As the economy continues its tailspin towards terminal velocity, many will find the costs of installing renewable energy systems a deal breaker. Though the costs of systems are dropping, PV panel prices are set to decrease by as much as 40% by year end, (http://www.worldchanging.com/archives/009478.html) and will continue to drop as economies of scale kick in, the cost of having a system installed can be multiple tens of thousands of dollars. Anyone out there tried to borrow that kind of money lately? There is a real danger that just as the technology becomes affordable, the grid gets upgraded, and the incentives are put in place, the people will be worried about affording food and will not be able to even consider renewable energy. Even without that scenario efforts need to be made to insure that RE is not just some niche nifty technology for the rich. It must be made available to all.
The cities of Berkeley and Portland have come up with creative solutions. Read more about their financing options at openalex.(http://openalex.blogspot.com/2009/03/berkeley-alternative-solar-financing.html)
The Berkeley solution requires active participation from government, but then changing the dominant paradigm should necessarily involve governments' active participation. Here's an excerpt from the post about it on openalex,

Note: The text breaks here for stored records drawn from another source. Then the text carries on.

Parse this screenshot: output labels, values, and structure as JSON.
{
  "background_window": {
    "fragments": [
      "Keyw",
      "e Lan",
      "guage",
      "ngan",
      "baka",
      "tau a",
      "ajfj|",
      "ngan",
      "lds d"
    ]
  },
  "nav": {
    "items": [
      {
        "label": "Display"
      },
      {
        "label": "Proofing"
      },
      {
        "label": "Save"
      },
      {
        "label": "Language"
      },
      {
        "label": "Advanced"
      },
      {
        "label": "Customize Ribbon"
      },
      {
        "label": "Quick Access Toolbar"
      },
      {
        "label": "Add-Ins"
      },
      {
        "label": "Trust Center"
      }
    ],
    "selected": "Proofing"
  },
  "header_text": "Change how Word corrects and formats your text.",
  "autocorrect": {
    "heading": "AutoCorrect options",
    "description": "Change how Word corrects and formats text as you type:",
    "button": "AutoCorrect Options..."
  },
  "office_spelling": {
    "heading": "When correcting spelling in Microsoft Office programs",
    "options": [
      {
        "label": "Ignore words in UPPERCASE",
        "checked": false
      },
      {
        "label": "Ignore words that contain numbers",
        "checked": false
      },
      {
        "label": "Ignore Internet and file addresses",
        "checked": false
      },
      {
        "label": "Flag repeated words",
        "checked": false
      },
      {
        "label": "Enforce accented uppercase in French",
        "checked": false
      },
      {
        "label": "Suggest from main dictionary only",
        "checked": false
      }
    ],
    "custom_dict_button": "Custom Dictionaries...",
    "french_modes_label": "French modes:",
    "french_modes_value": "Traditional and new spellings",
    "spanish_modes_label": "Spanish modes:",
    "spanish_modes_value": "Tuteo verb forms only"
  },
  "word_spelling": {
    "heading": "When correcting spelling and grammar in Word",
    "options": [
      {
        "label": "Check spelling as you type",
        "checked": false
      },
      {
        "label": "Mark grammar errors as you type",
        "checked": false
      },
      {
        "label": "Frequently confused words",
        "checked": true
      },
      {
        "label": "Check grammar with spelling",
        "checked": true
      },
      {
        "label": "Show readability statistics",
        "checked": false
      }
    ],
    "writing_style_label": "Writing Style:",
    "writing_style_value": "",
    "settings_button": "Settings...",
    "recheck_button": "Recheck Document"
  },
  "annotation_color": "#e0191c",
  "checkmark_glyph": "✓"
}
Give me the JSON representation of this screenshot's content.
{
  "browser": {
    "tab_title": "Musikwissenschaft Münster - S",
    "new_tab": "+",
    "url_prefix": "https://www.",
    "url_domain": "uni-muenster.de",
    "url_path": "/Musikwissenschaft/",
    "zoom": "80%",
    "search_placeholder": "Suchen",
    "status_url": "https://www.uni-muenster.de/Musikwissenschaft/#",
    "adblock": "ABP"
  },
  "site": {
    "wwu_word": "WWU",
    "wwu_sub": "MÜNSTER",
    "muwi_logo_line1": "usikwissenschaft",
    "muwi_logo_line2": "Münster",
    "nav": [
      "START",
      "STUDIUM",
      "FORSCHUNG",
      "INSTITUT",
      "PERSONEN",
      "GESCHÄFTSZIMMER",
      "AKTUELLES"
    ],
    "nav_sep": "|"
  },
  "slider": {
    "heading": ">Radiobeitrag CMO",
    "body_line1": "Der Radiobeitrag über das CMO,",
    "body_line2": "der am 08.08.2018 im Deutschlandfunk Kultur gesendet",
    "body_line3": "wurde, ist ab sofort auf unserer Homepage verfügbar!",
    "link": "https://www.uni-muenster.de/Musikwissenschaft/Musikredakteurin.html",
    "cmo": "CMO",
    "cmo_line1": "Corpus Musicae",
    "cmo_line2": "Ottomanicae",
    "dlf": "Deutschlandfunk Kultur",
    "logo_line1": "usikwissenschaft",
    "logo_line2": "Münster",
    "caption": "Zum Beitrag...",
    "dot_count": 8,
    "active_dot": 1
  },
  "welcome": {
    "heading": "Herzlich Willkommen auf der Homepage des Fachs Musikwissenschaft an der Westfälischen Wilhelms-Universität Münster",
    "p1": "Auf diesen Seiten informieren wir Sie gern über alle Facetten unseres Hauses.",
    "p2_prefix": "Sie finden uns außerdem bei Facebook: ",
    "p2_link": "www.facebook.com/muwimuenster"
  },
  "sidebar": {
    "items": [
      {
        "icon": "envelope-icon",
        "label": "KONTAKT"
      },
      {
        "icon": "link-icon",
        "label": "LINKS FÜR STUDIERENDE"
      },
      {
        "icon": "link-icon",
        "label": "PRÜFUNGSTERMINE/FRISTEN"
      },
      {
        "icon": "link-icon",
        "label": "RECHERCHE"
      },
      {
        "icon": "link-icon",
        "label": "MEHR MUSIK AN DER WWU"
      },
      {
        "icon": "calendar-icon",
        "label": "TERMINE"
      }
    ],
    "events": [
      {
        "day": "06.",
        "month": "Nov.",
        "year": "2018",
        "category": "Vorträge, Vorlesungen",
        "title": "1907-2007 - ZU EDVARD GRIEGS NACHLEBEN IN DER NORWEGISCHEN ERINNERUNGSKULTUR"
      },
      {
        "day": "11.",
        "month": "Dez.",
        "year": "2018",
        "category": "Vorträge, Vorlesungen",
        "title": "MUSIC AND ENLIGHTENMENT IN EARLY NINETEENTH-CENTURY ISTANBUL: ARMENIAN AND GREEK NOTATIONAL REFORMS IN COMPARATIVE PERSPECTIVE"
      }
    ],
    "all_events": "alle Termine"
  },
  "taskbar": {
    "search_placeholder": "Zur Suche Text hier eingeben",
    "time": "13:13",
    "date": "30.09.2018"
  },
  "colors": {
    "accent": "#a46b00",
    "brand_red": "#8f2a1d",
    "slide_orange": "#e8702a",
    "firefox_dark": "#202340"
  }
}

"On a typical $22,000 solar system, homeowners would pay about $180 a month on their property taxes. But the amount is reduced when factoring in PG&E rebates, which range from $2,000 to $15,000, plus a federal tax credit that allows homeowners to deduct 30 percent of the cost of the solar system from the overall amount of tax they owe."
I have heard some encouraging rumours about positive developments with government and Belco, the energy monopoly on the island. The Bermuda government energy green paper is just out, I'll peruse it and get back to you.